"Though it cannott in Reason be denyed but Violence done to publict Ministers gives too just Ground of the retarding of such publict Proceedings as are necessarily to be acted by them; yet it is not our Mynd, nor cann it be duly collected from the Papers given in to your Lordship by us, that the violent Deportment of some Souldiers to the Person of the Earle of Lauderdaill is represented by us to hinder the sending of the Propositions to His Majesty, for the speedy setlinge of the Peace of the Kingdomes: But wee cannott but conceive that wee have just Reason to demaund Security to our Persons from that Army which committed such Violence against the Person of that Nobleman, who, if he were present, would be able to cleare more of their uncivill Carriage then wee can, being done contrary to the earnest Intreatyes of some of your owne Commissioners, and (as wee are informed) in Presence of some Colonells of that Army, who knowe your Souldiers better then we doe: And in regard the Committee of Estates of the Kingdome of Scotland, notwithstanding of our receiveing and transmitting of that Letter from Sir Thomas Fairefax which your Lordship mention, have thought fitt to desire from the Honnorable Houses a safe Conduct, under the Hands of both Speakers, the Generall Sir Tho. Fairefax and his Councell of Warre, for Indempnity to their Commissioners, Retinew, and Servants, together with Free Passe and Re-passe for their Messingers and Letters, to and from the Kingdome of Scotland; for the graunting whereof wee have just Reason to insist, since a Messinger of Purpose at their Commaund doth yet here (fn. 1) attend your Lordships Answere; nor doe wee knowe, or remember, any publique Offence given of that Nature, especially to a Commissioner of this Kingdome. And to the Sending of the Propositions of Peace to His Majesty, as it is our earnest Desire, soe wee hould ourselves bound, and doe most willingly agree, to the presenting of them; yet cannott but conceive ourselves exceedingly streightned to adhere to the Circumstance of soe short a Day peremptorily appointed by your Lordships without our Knowledge or Consent, notwithstanding wee have attended here these 8 Moneths past, the Propositions as yet not haveing beene 6 Dayes in our Hands; upon Perusall whereof, we finde an Addition of a Provisoe above Twenty Lynes, which wee apprehend doth import some materiall Alteration, tending to (if not the destroying, yet) the weakening of some preceding Propositions that are most considerable; which wee desire to be cleered, for the more full sattisfying of our Judgments, and the Exoneration of ourselves in concurringe with your Lordships to present them to His Majesty. Wee are alsoe comaunded, by the Parliament of Scotland, to lett the Honnorable Houses know, that they have deleted out of the Propositions of Peace the Names of some Delinquents, which wee shall deliver in to your Lordships before the presenting of them to His Majesty; as alsoe are warranted by them to concurre to the expunging of such of yours as the Honnorable Houses in their Wisdome shall thinke fitt; nor shall any be more willing and ready to doe every Thing that may conduce to the speedy setling of an happy Peace to both Kingdomes, according to the Trust reposed in us.
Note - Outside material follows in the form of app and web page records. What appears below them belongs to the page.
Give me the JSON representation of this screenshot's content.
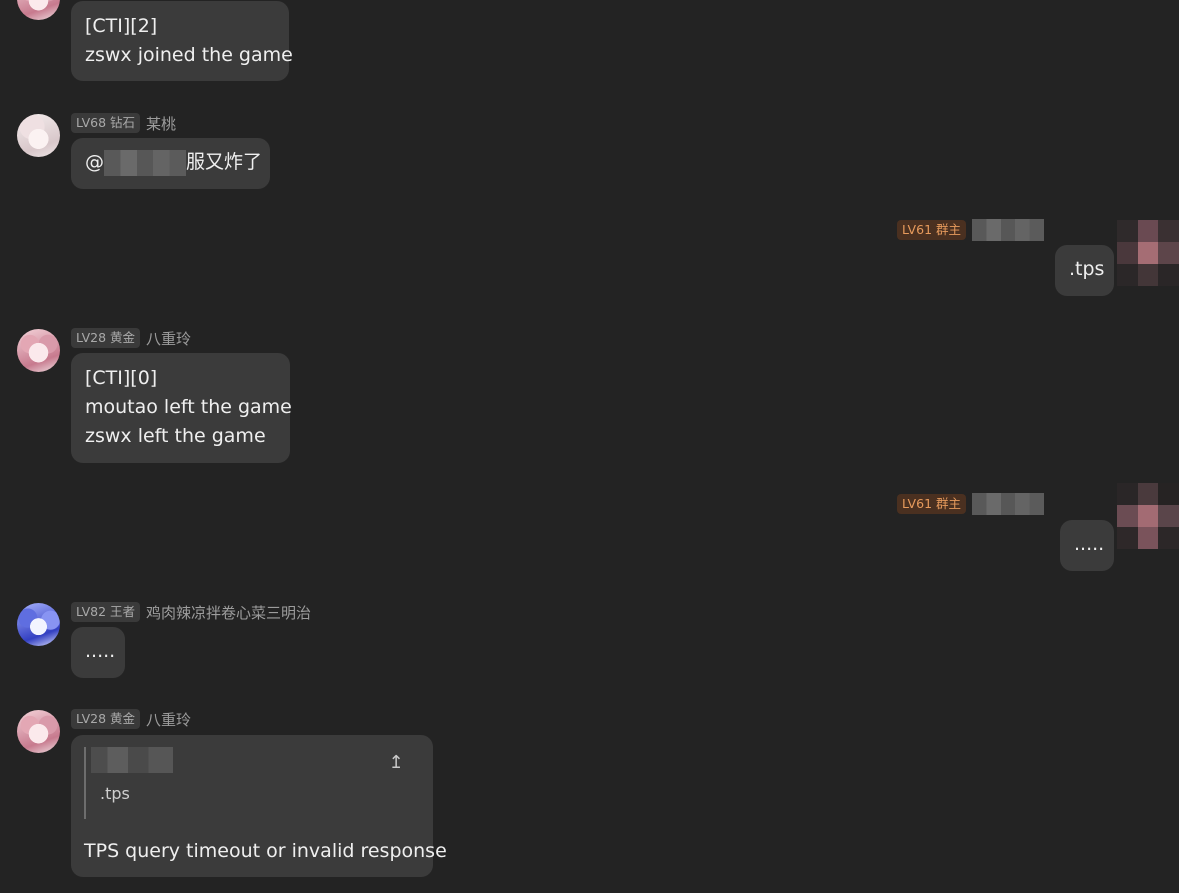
{
  "messages": [
    {
      "lines": [
        "[CTI][2]",
        "zswx joined the game"
      ]
    },
    {
      "level": "LV68 钻石",
      "name": "某桃",
      "text_prefix": "@",
      "text_suffix": "服又炸了"
    },
    {
      "level": "LV61 群主",
      "text": ".tps"
    },
    {
      "level": "LV28 黄金",
      "name": "八重玲",
      "lines": [
        "[CTI][0]",
        "moutao left the game",
        "zswx left the game"
      ]
    },
    {
      "level": "LV61 群主",
      "text": "....."
    },
    {
      "level": "LV82 王者",
      "name": "鸡肉辣凉拌卷心菜三明治",
      "text": "....."
    },
    {
      "level": "LV28 黄金",
      "name": "八重玲",
      "quote_text": ".tps",
      "quote_icon": "↥",
      "text": "TPS query timeout or invalid response"
    }
  ],
  "colors": {
    "background": "#232323",
    "bubble": "#3b3b3b",
    "owner_badge": "#e69a5c"
  }
}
3d of Sept. 1647.

"By Commaund of the Commissioners of the Parliament of Scotland.

"John Donn."

Marquis of Winton, Leave to go to Epsom.

(fn. 2) Passed the House of Commons the 7th of September, 1647.

"It is Ordered, by the Lords and Commons in Parliament assembled, That the Marquis of Winchester, a Prisoner in The Tower of London, shall have Liberty to go to Epsam Waters, for the Recovery of his Health; upon good Security given to the Lieutenant of the said Tower of London, to render himself a true Prisoner that Day Five Weeks that he shall go out of The Tower upon the said Security."


  • 1. Origin. attended.
  • 2. This Marginal Note is in the Original.